To give you a little background information, we raise a flock of egg layers consisting of Red Rangers, Rhode Islands, Black Australorps, and two Guineas for tick and snake control. This flock provides eggs for our family while also allowing us to sell some to recoup part of the feed and electrical (chick brooder lamps and coop light) costs.
We have trained all of them to roost in our coop, the old barn milk room. This room has a (currently manual control) chicken gate to the outside world. Although we let our chickens free-range in our yard and woods, we do lock them up. Why, you may ask?
To keep them safe from predators at night when they are roosting. Skunks and coyotes are pretty common around here, along with the occasional stray dog).
To ensure a predictable egg laying location. We typically keep them locked in the coop until early afternoon. Although I hate keeping them locked up during the morning hours, we have learned (and been given advice) that the hens will lay there eggs anywhere they please if they are allowed to roam in the morning. This leads to either daily easter egg hunts or, alternatively, the surprise discovery of a nest full of like 20 eggs.
And here it is, our chickens favorite part of the day:
Honeybees are amazing! Not only do they make great tasting honey (with all the benefits that come with it) and useful wax for homemade candles and deodorant, but they are excellent pollinators. That means our fruit trees and garden will thrive with the presence of these busy little creatures
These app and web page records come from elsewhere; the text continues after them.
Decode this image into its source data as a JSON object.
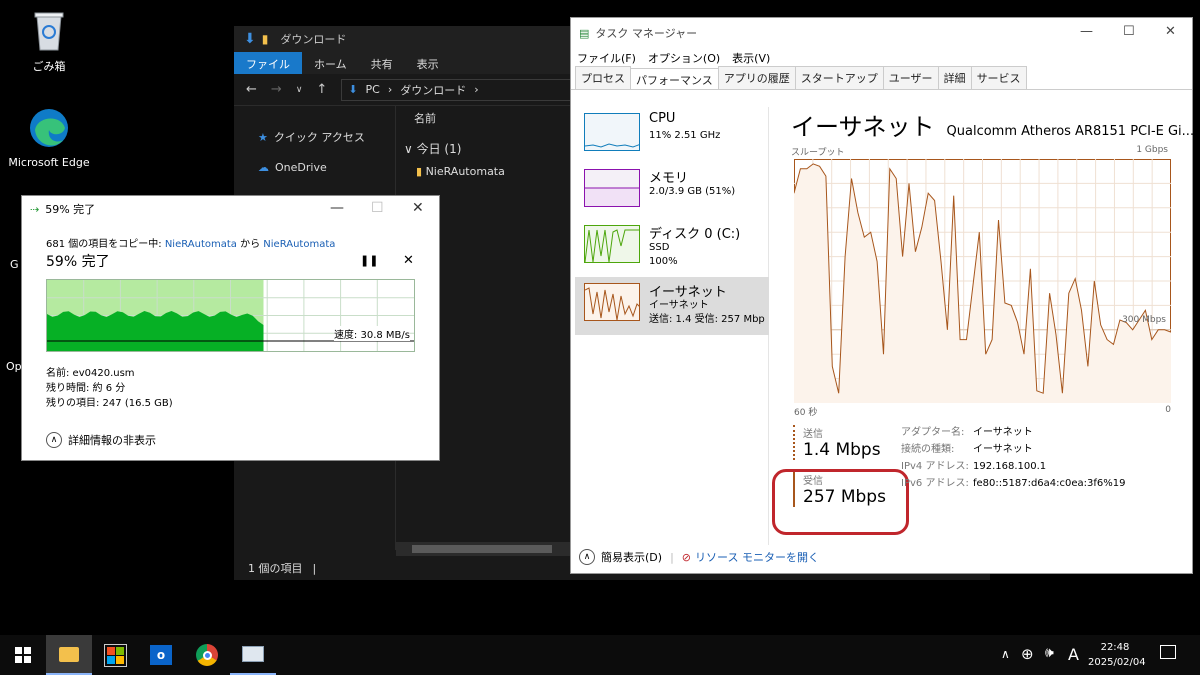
{
  "desktop": {
    "icons": [
      {
        "label": "ごみ箱"
      },
      {
        "label": "Microsoft Edge"
      }
    ],
    "partial_labels": [
      "G",
      "Op"
    ]
  },
  "explorer": {
    "title": "ダウンロード",
    "ribbon_tabs": [
      "ファイル",
      "ホーム",
      "共有",
      "表示"
    ],
    "path": [
      "PC",
      "ダウンロード"
    ],
    "nav": [
      "クイック アクセス",
      "OneDrive"
    ],
    "column_name": "名前",
    "group": "今日 (1)",
    "file": "NieRAutomata",
    "status": "1 個の項目"
  },
  "copy_dialog": {
    "title": "59% 完了",
    "desc_prefix": "681 個の項目をコピー中: ",
    "src": "NieRAutomata",
    "desc_mid": " から ",
    "dst": "NieRAutomata",
    "heading": "59% 完了",
    "progress": 0.59,
    "speed": "速度: 30.8 MB/s",
    "name": "名前:  ev0420.usm",
    "remaining_time": "残り時間:  約 6 分",
    "remaining_items": "残りの項目:  247 (16.5 GB)",
    "details_toggle": "詳細情報の非表示"
  },
  "task_manager": {
    "title": "タスク マネージャー",
    "menu": [
      "ファイル(F)",
      "オプション(O)",
      "表示(V)"
    ],
    "tabs": [
      "プロセス",
      "パフォーマンス",
      "アプリの履歴",
      "スタートアップ",
      "ユーザー",
      "詳細",
      "サービス"
    ],
    "active_tab": "パフォーマンス",
    "side_items": [
      {
        "name": "CPU",
        "line1": "11%  2.51 GHz",
        "line2": ""
      },
      {
        "name": "メモリ",
        "line1": "2.0/3.9 GB (51%)",
        "line2": ""
      },
      {
        "name": "ディスク 0 (C:)",
        "line1": "SSD",
        "line2": "100%"
      },
      {
        "name": "イーサネット",
        "line1": "イーサネット",
        "line2": "送信: 1.4  受信: 257 Mbp"
      }
    ],
    "detail": {
      "title": "イーサネット",
      "adapter_full": "Qualcomm Atheros AR8151 PCI-E Gi...",
      "throughput_label": "スループット",
      "max_label": "1 Gbps",
      "mid_label": "300 Mbps",
      "x_left": "60 秒",
      "x_right": "0",
      "send_label": "送信",
      "send_value": "1.4 Mbps",
      "recv_label": "受信",
      "recv_value": "257 Mbps",
      "props": [
        {
          "k": "アダプター名:",
          "v": "イーサネット"
        },
        {
          "k": "接続の種類:",
          "v": "イーサネット"
        },
        {
          "k": "IPv4 アドレス:",
          "v": "192.168.100.1"
        },
        {
          "k": "IPv6 アドレス:",
          "v": "fe80::5187:d6a4:c0ea:3f6%19"
        }
      ]
    },
    "bottom_simple": "簡易表示(D)",
    "bottom_resmon": "リソース モニターを開く"
  },
  "chart_data": {
    "type": "line",
    "title": "スループット",
    "xlabel": "",
    "ylabel": "",
    "ylim": [
      0,
      1000
    ],
    "xlim": [
      60,
      0
    ],
    "series": [
      {
        "values": [
          860,
          960,
          960,
          980,
          970,
          930,
          150,
          40,
          600,
          920,
          780,
          680,
          700,
          580,
          200,
          960,
          920,
          600,
          900,
          620,
          720,
          860,
          830,
          580,
          300,
          850,
          260,
          260,
          480,
          700,
          200,
          260,
          750,
          410,
          400,
          330,
          200,
          550,
          50,
          40,
          450,
          280,
          40,
          450,
          510,
          380,
          150,
          500,
          320,
          260,
          240,
          340,
          330,
          300,
          340,
          380,
          260,
          300,
          300,
          290
        ]
      }
    ]
  },
  "taskbar": {
    "time": "22:48",
    "date": "2025/02/04",
    "ime": "A"
  },
  "colors": {
    "eth": "#a7561c",
    "eth_fill": "#fcf3eb",
    "cpu": "#117dbb",
    "mem": "#8b12ae",
    "disk": "#4da60c",
    "progress": "#06b025",
    "annotation": "#c0262c"
  }
}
Here is the start of another adventure….
I picked up a bee suit earlier this spring to deal with a wasp nest in the barn, so that part is already covered! We will be fabricating additional boxes and ordering the rest of the tools in a week or two! Will be fun!
Earlier this summer we collected old hayloft flooring from a neighbors barn that was getting demolished. Due to other higher priority projects, the wood has been sitting in our garage all summer. We are finally getting around to reclaiming and refinishing this old lumber for use as flooring in our home. Amazingly, this flooring matching some flooring that we still need to pull out of our house to restore. Here is a quick glimpse into the restoration process on the old barn wood flooring:
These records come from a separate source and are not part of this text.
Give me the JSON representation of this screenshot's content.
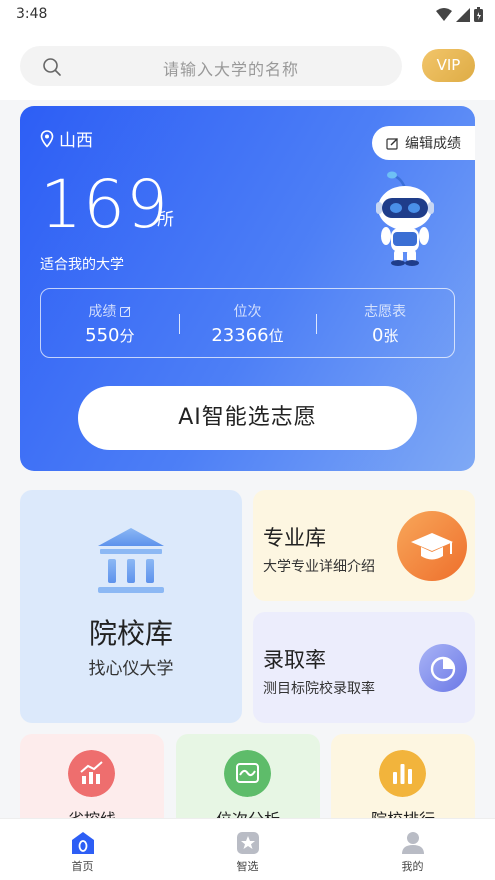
{
  "status": {
    "time": "3:48"
  },
  "search": {
    "placeholder": "请输入大学的名称"
  },
  "vip": {
    "label": "VIP"
  },
  "hero": {
    "province": "山西",
    "edit_label": "编辑成绩",
    "count": "169",
    "count_unit": "所",
    "subtitle": "适合我的大学",
    "stats": [
      {
        "label": "成绩",
        "value": "550",
        "unit": "分"
      },
      {
        "label": "位次",
        "value": "23366",
        "unit": "位"
      },
      {
        "label": "志愿表",
        "value": "0",
        "unit": "张"
      }
    ],
    "ai_button": "AI智能选志愿"
  },
  "cards": {
    "library": {
      "title": "院校库",
      "subtitle": "找心仪大学"
    },
    "major": {
      "title": "专业库",
      "subtitle": "大学专业详细介绍"
    },
    "rate": {
      "title": "录取率",
      "subtitle": "测目标院校录取率"
    },
    "bottom": [
      {
        "label": "省控线",
        "color": "#ee6e6e"
      },
      {
        "label": "位次分析",
        "color": "#5ebc6a"
      },
      {
        "label": "院校排行",
        "color": "#f2b43c"
      }
    ]
  },
  "tabs": [
    {
      "label": "首页"
    },
    {
      "label": "智选"
    },
    {
      "label": "我的"
    }
  ],
  "colors": {
    "accent": "#2d5ef5",
    "vip": "#deac45"
  }
}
I took a “vacation” day on Monday to attempt to get though as much of the flooring as possible before the snow storm hits this Friday. It is nice to keep as much of the dust and fumes outdoors! We are about 3 hours worth of sanding / polying away from completing the layloft flooring. Then we’ll start removing the flooring in our house to refinish it in the garage (which, btw, is not heated or insulated). Here is about 1/8 of the flooring sanded and one coat of polyurethane complete.
Although we have been spoiled with a beautiful fall this year in Minnesota, old man winter is bound to make his frosty appearance. With an average January high temperature of 6 deg F, any pipes filled with water and exposed to the weather will freeze and crack. A typical winter in our region of Minnesota will bring with it a solid 1-3 week period where the high temperature will fail to get above 0 deg F. With this in mind, I spent a few hours over the weekend prepping our barn water system for the harsh Minnesota winter.
As everything at our homestead goes, projects happen in phases. Phase 1 normally consists of getting the bare essentials in place. This is the first, bare basics, step of preparing our barn water system for winter. Additional steps will be taken to improve upon the system next year, expanding its easy of use and improving its energy efficiency. Two areas I did not cover in this video include our chicken and rabbit watering systems. A future video will cover solutions to these systems.
As always, if you have any comments, ideas, or questions, feel free to contact us on facebook or drop a message in the comments section below!
“In Minnesota, there are two seasons, winter and preparing for winter.”
Now that I live on a farm, I can relate to this saying. It has been a busy fall, cleaning and winterizing the barn, tilling the garden, stacking bales, among many other things. If you are doing the homesteading thing too, I hope your winter preps are coming along smoothly!
Onto the, err.., meat of this post. Our momma New Zealand had her first batch of babies!